— Marine Lt. Gen. John Allen, President Obama’s choice to take over as top U.S. commander in Afghanistan, endorsed the President’s new Afghanistan withdrawal plan, reportedly saying “the drawdown will impress on Afghan leaders that they must urgently grow their own security forces to take over as U.S. troops leave.”
— A negotiated settlement with the Taliban dominates the Obama administration’s thinking about how to fully withdraw from Afghanistan. “After months of quiet, behind-the-scenes diplomacy, officials last week began claiming progress in the effort to begin talks.”
— As force levels are reduced in Afghanistan, U.S. strategy will shift in the direction of counterterrorism said outgoing Secretary of Defense Robert Gates.
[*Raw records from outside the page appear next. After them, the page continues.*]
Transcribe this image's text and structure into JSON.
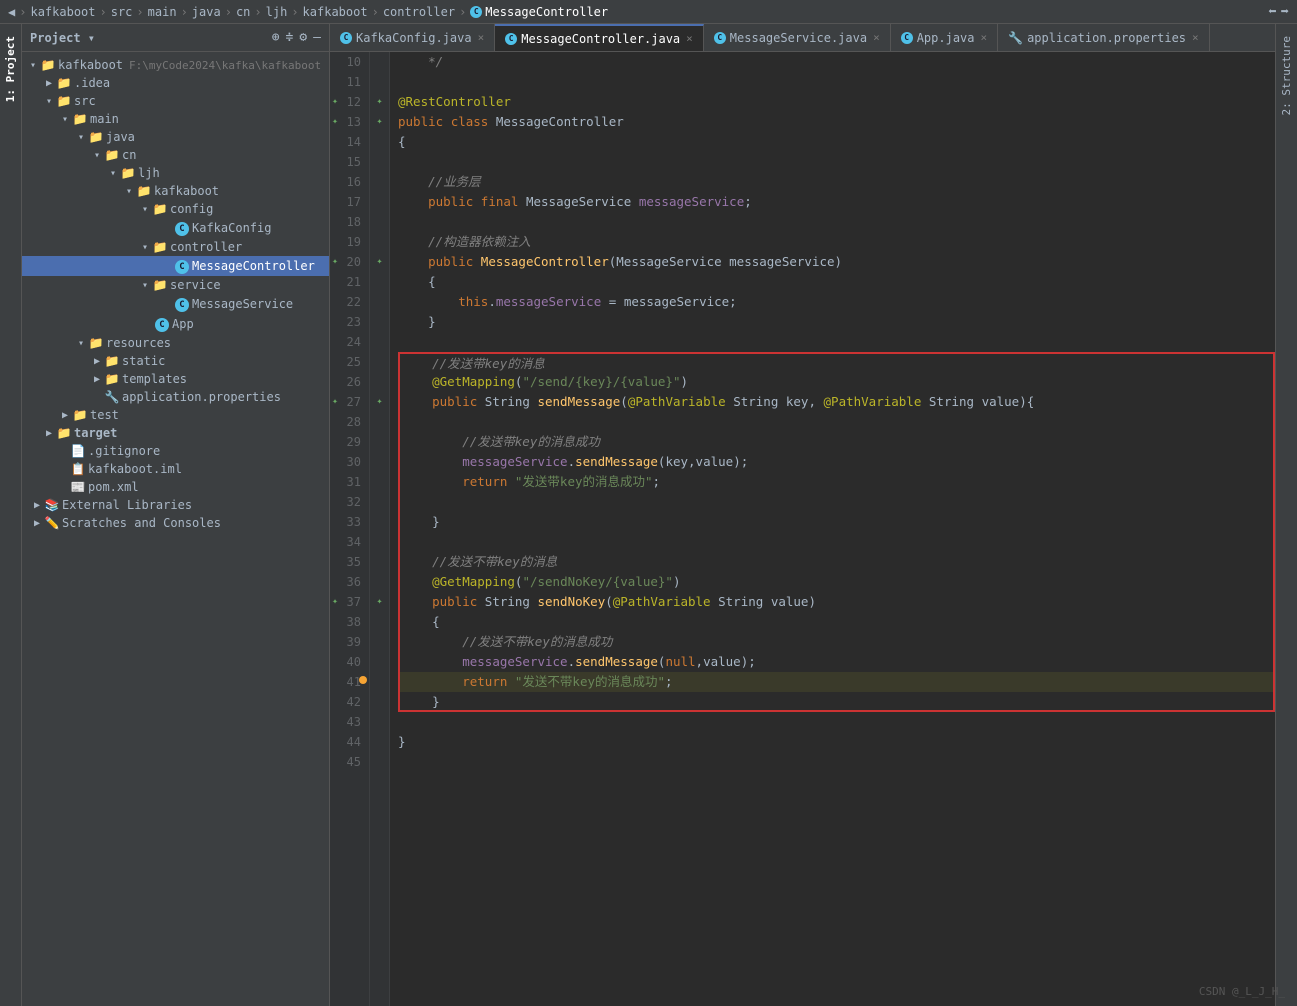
{
  "breadcrumb": {
    "items": [
      "kafkaboot",
      "src",
      "main",
      "java",
      "cn",
      "ljh",
      "kafkaboot",
      "controller"
    ],
    "current": "MessageController",
    "separator": "›"
  },
  "tabs": [
    {
      "label": "KafkaConfig.java",
      "type": "java",
      "active": false,
      "modified": false
    },
    {
      "label": "MessageController.java",
      "type": "java",
      "active": true,
      "modified": false
    },
    {
      "label": "MessageService.java",
      "type": "java",
      "active": false,
      "modified": false
    },
    {
      "label": "App.java",
      "type": "java",
      "active": false,
      "modified": false
    },
    {
      "label": "application.properties",
      "type": "properties",
      "active": false,
      "modified": false
    }
  ],
  "project": {
    "title": "Project",
    "root": {
      "name": "kafkaboot",
      "path": "F:\\myCode2024\\kafka\\kafkaboot",
      "children": [
        {
          "name": ".idea",
          "type": "folder",
          "level": 1,
          "expanded": false
        },
        {
          "name": "src",
          "type": "folder",
          "level": 1,
          "expanded": true,
          "children": [
            {
              "name": "main",
              "type": "folder",
              "level": 2,
              "expanded": true,
              "children": [
                {
                  "name": "java",
                  "type": "folder",
                  "level": 3,
                  "expanded": true,
                  "children": [
                    {
                      "name": "cn",
                      "type": "folder",
                      "level": 4,
                      "expanded": true,
                      "children": [
                        {
                          "name": "ljh",
                          "type": "folder",
                          "level": 5,
                          "expanded": true,
                          "children": [
                            {
                              "name": "kafkaboot",
                              "type": "folder",
                              "level": 6,
                              "expanded": true,
                              "children": [
                                {
                                  "name": "config",
                                  "type": "folder",
                                  "level": 7,
                                  "expanded": true,
                                  "children": [
                                    {
                                      "name": "KafkaConfig",
                                      "type": "java",
                                      "level": 8
                                    }
                                  ]
                                },
                                {
                                  "name": "controller",
                                  "type": "folder",
                                  "level": 7,
                                  "expanded": true,
                                  "children": [
                                    {
                                      "name": "MessageController",
                                      "type": "java",
                                      "level": 8,
                                      "selected": true
                                    }
                                  ]
                                },
                                {
                                  "name": "service",
                                  "type": "folder",
                                  "level": 7,
                                  "expanded": true,
                                  "children": [
                                    {
                                      "name": "MessageService",
                                      "type": "java",
                                      "level": 8
                                    }
                                  ]
                                },
                                {
                                  "name": "App",
                                  "type": "java",
                                  "level": 7
                                }
                              ]
                            }
                          ]
                        }
                      ]
                    }
                  ]
                },
                {
                  "name": "resources",
                  "type": "folder",
                  "level": 3,
                  "expanded": true,
                  "children": [
                    {
                      "name": "static",
                      "type": "folder",
                      "level": 4,
                      "expanded": false
                    },
                    {
                      "name": "templates",
                      "type": "folder",
                      "level": 4,
                      "expanded": false
                    },
                    {
                      "name": "application.properties",
                      "type": "properties",
                      "level": 4
                    }
                  ]
                }
              ]
            },
            {
              "name": "test",
              "type": "folder",
              "level": 2,
              "expanded": false
            }
          ]
        },
        {
          "name": "target",
          "type": "folder",
          "level": 1,
          "expanded": false,
          "bold": true
        },
        {
          "name": ".gitignore",
          "type": "gitignore",
          "level": 1
        },
        {
          "name": "kafkaboot.iml",
          "type": "iml",
          "level": 1
        },
        {
          "name": "pom.xml",
          "type": "xml",
          "level": 1
        }
      ]
    }
  },
  "code": {
    "lines": [
      {
        "num": 10,
        "content": "    */",
        "gutter": ""
      },
      {
        "num": 11,
        "content": "",
        "gutter": ""
      },
      {
        "num": 12,
        "content": "@RestController",
        "gutter": "green"
      },
      {
        "num": 13,
        "content": "public class MessageController",
        "gutter": "green"
      },
      {
        "num": 14,
        "content": "{",
        "gutter": ""
      },
      {
        "num": 15,
        "content": "",
        "gutter": ""
      },
      {
        "num": 16,
        "content": "    //业务层",
        "gutter": ""
      },
      {
        "num": 17,
        "content": "    public final MessageService messageService;",
        "gutter": ""
      },
      {
        "num": 18,
        "content": "",
        "gutter": ""
      },
      {
        "num": 19,
        "content": "    //构造器依赖注入",
        "gutter": ""
      },
      {
        "num": 20,
        "content": "    public MessageController(MessageService messageService)",
        "gutter": "green"
      },
      {
        "num": 21,
        "content": "    {",
        "gutter": ""
      },
      {
        "num": 22,
        "content": "        this.messageService = messageService;",
        "gutter": ""
      },
      {
        "num": 23,
        "content": "    }",
        "gutter": ""
      },
      {
        "num": 24,
        "content": "",
        "gutter": ""
      },
      {
        "num": 25,
        "content": "    //发送带key的消息",
        "gutter": "",
        "redbox": "start"
      },
      {
        "num": 26,
        "content": "    @GetMapping(\"/send/{key}/{value}\")",
        "gutter": ""
      },
      {
        "num": 27,
        "content": "    public String sendMessage(@PathVariable String key, @PathVariable String value){",
        "gutter": "green"
      },
      {
        "num": 28,
        "content": "",
        "gutter": ""
      },
      {
        "num": 29,
        "content": "        //发送带key的消息成功",
        "gutter": ""
      },
      {
        "num": 30,
        "content": "        messageService.sendMessage(key,value);",
        "gutter": ""
      },
      {
        "num": 31,
        "content": "        return \"发送带key的消息成功\";",
        "gutter": ""
      },
      {
        "num": 32,
        "content": "",
        "gutter": ""
      },
      {
        "num": 33,
        "content": "    }",
        "gutter": ""
      },
      {
        "num": 34,
        "content": "",
        "gutter": ""
      },
      {
        "num": 35,
        "content": "    //发送不带key的消息",
        "gutter": ""
      },
      {
        "num": 36,
        "content": "    @GetMapping(\"/sendNoKey/{value}\")",
        "gutter": ""
      },
      {
        "num": 37,
        "content": "    public String sendNoKey(@PathVariable String value)",
        "gutter": "green"
      },
      {
        "num": 38,
        "content": "    {",
        "gutter": ""
      },
      {
        "num": 39,
        "content": "        //发送不带key的消息成功",
        "gutter": ""
      },
      {
        "num": 40,
        "content": "        messageService.sendMessage(null,value);",
        "gutter": ""
      },
      {
        "num": 41,
        "content": "        return \"发送不带key的消息成功\";",
        "gutter": "orange"
      },
      {
        "num": 42,
        "content": "    }",
        "gutter": "",
        "redbox": "end"
      },
      {
        "num": 43,
        "content": "",
        "gutter": ""
      },
      {
        "num": 44,
        "content": "}",
        "gutter": ""
      },
      {
        "num": 45,
        "content": "",
        "gutter": ""
      }
    ]
  },
  "watermark": "CSDN @_L_J_H_",
  "side_labels": {
    "panel1": "1: Project",
    "panel2": "2: Structure"
  }
}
The new strategy will focus U.S. forces on targeting militant leaders but will retain elements of the counterinsurgency strategy.
— A new report from the Federation of American Scientists to be released tomorrow in Washington rings the alarm about a possible militant takeover of Pakistan’s nuclear weapons facilities.
— The U.N. Security Council approved a U.S.-drafted resolution authorizing more than 4,000 Ethiopian troops, as peacekeepers, into a disputed border region between Sudan and the soon-to-be-birthed South Sudan. — During a state television broadcast, the Iranian government showed off images of underground missile silos built for medium- and long-range missiles that a military official said were for rapid response defense against attacks.
— A Kremlin Middle East envoy told a delegation from the Syrian opposition that “leaders come and go” but Russia sees no other friend in Syria than its people.
— Israeli Prime Minister Benjamin Netanyahu withdrew a warning issued by the Israeli Government Press Office that foreign journalists travelling with the latest flotilla to Gaza could be barred from Israel for the next ten years.